Local News


FLOAT Alaska

Out with the old Ravn, in with the new Ravn at the Kenai Airport sometime in September. Maybe.

At this week’s Kenai City Council meeting, city attorney Scott Bloom said he’s been speaking almost daily with bankruptcy attorneys for Ravn Air Group, which filed Chapter 11 bankruptcy in the spring. He's also speaking with the ownership of the company that bought a significant portion of Ravn’s assets — FLOAT Shuttle, Inc.

As anyone who’s done a home improvement project knows, building materials can be expensive. And as anyone who goes to the landfill knows, people throw away perfectly good stuff.

There’s a solution to both those problems, and it now has a home in Soldotna. BuildUp opened its physical doors two weeks ago. It’s a nonprofit organization that takes donated construction items that otherwise would be headed to the dump, and sells them to the public at deep discounts.

Amy Anderson, of Anderson Custom Builders, has been frustrated for years with throwing away usable materials.  

“Just from our own jobs, the accumulation of leftover doors, windows, tile, grout, Sheetrock was piling up and a lot of it ended up at the dump because we ran out of space,” Anderson said. “I go to the CD cell probably once a week and that’s hard to do.”


Voter participation in the Kenai Peninsula Borough is not, usually, real impressive. In the past 10 years, voter turnout in municipal elections has ranged from a low of 13.35 percent to a high of 26.02 percent.

This year, COVID-19 could keep even more people away from the polls. For the municipal election coming up Oct. 6, the borough is taking an extra step to make it easier to vote in advance. 

The borough assembly directed the clerk’s office to mail absentee ballot applications to all registered voters in the borough. You should have gotten yours by now. They were sent Aug. 14.

Absentee voting is nothing new — it’s already allowed in the borough and state. You don’t even have to have a particular reason why you want to vote absentee. The only new thing this year is preemptively sending absentee applications in the mail. Borough Clerk Johni Blankenship said that, so far, the response has been good. 

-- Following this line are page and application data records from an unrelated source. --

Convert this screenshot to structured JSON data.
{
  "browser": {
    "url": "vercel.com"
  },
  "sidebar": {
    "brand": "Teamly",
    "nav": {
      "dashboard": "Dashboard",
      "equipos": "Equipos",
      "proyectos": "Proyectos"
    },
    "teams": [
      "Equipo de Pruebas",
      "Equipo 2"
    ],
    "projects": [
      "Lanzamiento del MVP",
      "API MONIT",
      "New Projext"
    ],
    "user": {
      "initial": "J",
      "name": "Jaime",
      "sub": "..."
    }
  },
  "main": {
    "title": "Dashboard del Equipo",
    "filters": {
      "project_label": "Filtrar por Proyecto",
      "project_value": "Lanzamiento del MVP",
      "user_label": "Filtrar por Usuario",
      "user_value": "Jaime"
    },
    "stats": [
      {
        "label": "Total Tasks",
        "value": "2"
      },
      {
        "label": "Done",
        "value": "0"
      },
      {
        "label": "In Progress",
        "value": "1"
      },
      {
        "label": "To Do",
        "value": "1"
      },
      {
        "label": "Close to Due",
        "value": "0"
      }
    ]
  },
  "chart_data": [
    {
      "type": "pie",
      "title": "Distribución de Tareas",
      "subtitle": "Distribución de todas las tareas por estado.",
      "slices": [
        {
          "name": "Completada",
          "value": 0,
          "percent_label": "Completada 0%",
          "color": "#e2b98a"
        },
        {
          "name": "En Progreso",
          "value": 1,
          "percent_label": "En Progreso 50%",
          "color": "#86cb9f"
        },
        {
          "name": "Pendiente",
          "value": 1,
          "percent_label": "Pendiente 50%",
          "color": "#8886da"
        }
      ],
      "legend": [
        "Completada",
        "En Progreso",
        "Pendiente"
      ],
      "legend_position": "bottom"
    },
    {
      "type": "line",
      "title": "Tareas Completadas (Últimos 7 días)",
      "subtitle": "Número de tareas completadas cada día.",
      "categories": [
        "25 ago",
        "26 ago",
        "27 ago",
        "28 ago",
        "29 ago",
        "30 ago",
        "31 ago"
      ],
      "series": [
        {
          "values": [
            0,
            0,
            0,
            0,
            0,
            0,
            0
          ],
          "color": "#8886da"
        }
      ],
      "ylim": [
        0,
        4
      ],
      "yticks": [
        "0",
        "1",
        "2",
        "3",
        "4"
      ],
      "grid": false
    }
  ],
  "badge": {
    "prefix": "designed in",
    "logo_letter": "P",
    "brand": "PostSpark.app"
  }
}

“It’s very successful, let me say that. That’s why I’m so busy. In an average year, we have between 300 and 500 applications. We are at the 2,000-application mark and we still have three weeks to go,” she said.


As the COVID-19 pandemic has stabilized in the Kenai Peninsula Borough, the Office of Emergency Management has shifted from response to mitigation and planning for the future.

OEM Director Dan Nelson briefed the Kenai Peninsula Borough Assembly on Tuesday night. Back in February and March, OEM focused on contingency planning.

“Specifically around health care facilities. Remember, we were seeing models at that time that this may overwhelm our local hospitals and health care faculties, what we would call patient surge, so what that looked like,” Nelson said. “What kind of contingency plans for response should we have another incident that occurred, a natural disaster, let’s say, during COVID. And many, many other plans.”

Luckily, the peninsula wasn’t hit with a fire or earthquake amid COVID. The infection curve flattened and a patient surge did not occur. But OEM still keeps a daily eye on the numbers and has twice-weekly check-ins with hospitals, cities and other entities. Part of OEM’s job once a disaster declaration has been issued is to obtain resources and getting them where they’re needed. During COVID, that means testing supplies and personal protective equipment.

“In a typical incident that we would manage, we usually have 50 or less of these resource requests. I looked this morning, we are at 312,” Nelson said. “And this is something that is not just a one-time thing. We have some great folks that have worked to track that and got those things to the places they’re needed all across the borough. So the logistics piece of that is a response that’s going on still to this day.”

Alaska State Fair

 Nominations are open for the 2020 Alaska Farm Family of the Year, conducted by the Alaska Division of Agriculture and Alaska State Fair.

The award was established in 2000 to honor an Alaska family that epitomizes the spirit of the farm industry and show appreciation for hard-working Alaskans committed to agriculture and aquaculture.

Two Kenai Peninsula families have been recognized with the honor. Laurie and Brian Olson, owners of Alaska Berries farm and winery, were chosen in 2018.